Missing the point

Just before Christmas, the UK Government published an article highlighting that the UK tech sector remains no.1 in Europe for investment, and no.3 globally. This puts the UK in a brilliant position for tech talent. But, what’s next? What should students be learning to be set up for success in the future? 

Currently, a huge amount of this upskilling happens once people are in the workforce, through graduate programmes, or through brilliant organisations like DigiLearning and Brixton Finishing School, which upskill young people and prepare them for jobs within the tech and advertising sectors. 

Instead, we need to consider how we can integrate some of these skills into the education system, and equip students with what they need to succeed. This might be through more practical applications of the subjects where students better understand how this applies to real life. 

For example, for secondary school students who had previously struggled with Mathematics and English, the teachers restructured the lessons focusing on practical applications of what they were trying to learn. Mixing plaster, measuring walls, and understanding weight implications on structures, all allowed these students to better understand how they were going to use Mathematics once leaving school and why it was important. 

If we’re going to enforce compulsory Mathematics until 18, I would hope that this would be done in a similar way, with students able to better engage and understand why this skill is important to them. 

Don’t leave creativity out

The metaverse, GPT-3, along with hundreds of other technological advances are leading to a need for new skills.

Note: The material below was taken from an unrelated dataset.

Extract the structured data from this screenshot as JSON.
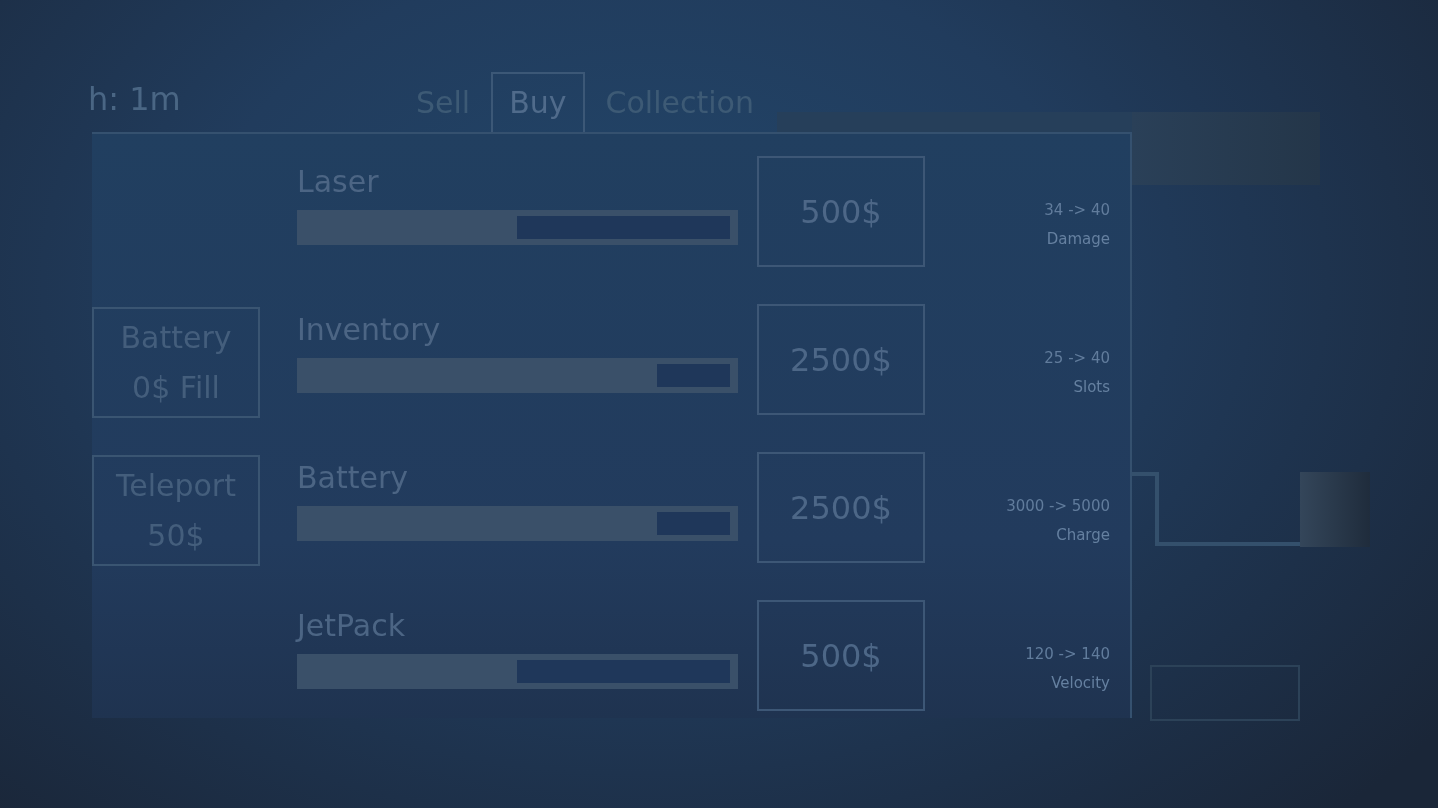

This is constantly changing and there is a need to educate students wanting to enter the industry about how to adapt to this quickly changing environment. 

Although mathematics and computer science are obvious choices for those that are looking at going into degrees and beyond, there is also a need to balance the creative subjects and how they interject with technology. 

Sociology, Psychology, and the arts are all vital if we are to create brilliant technologies that push the industry forwards. With new technology comes new responsibility and these subjects will help ensure that we are considering the long-term impact of what we create, and reviewing whether it’s ethical in the first place.

Addressing diversity

As an industry, we are all too aware of the challenges around attracting diverse talent. The disparity in applications for degree subjects and even A-levels dramatically reflects the challenges we are seeing in the industry. In Mathematics, about 40% of A-level students were female, and for further Mathematics this decreased to 30%. Computer Science didn’t even make it into the top 10 subjects for female students, with just over 2000 female students selecting it at A-Level. At degree level the numbers are getting better, female students made up 19% of UK undergraduate computing degrees. 

It’s not just female students who are missing out, students from varying socio-economic backgrounds also seem to be avoiding STEM subjects, and for many, this was attributed to the perceived time investment needed once at degree level, as many of these students have to take a part-time job to fund their studies. 

What’s Next…

The announcement this week fell short of a solution for the education system, and wider reform is needed to better position the UK for growth, and more importantly, set up students for success. What is being proposed is one small part of this, but we have an amazing opportunity to create a system that engages students and allows them to better prepare for work, irrespective of their background.  

Within our industry, we have an opportunity to engage with organisations that are trying to address this skills gap and better equip students who are looking at entering the world of media and advertising. My optimistic view is that if we can attract the right talent by creating a nurturing environment where students feel that the industry is accessible, we may be able to really earn our title of “European Tech Hub” and put the UK on the map for tech talent as well as investment.

By Louise Watson
Head of Marketing and PR
The Women in Programmatic Network

Practice Director
Propeller Group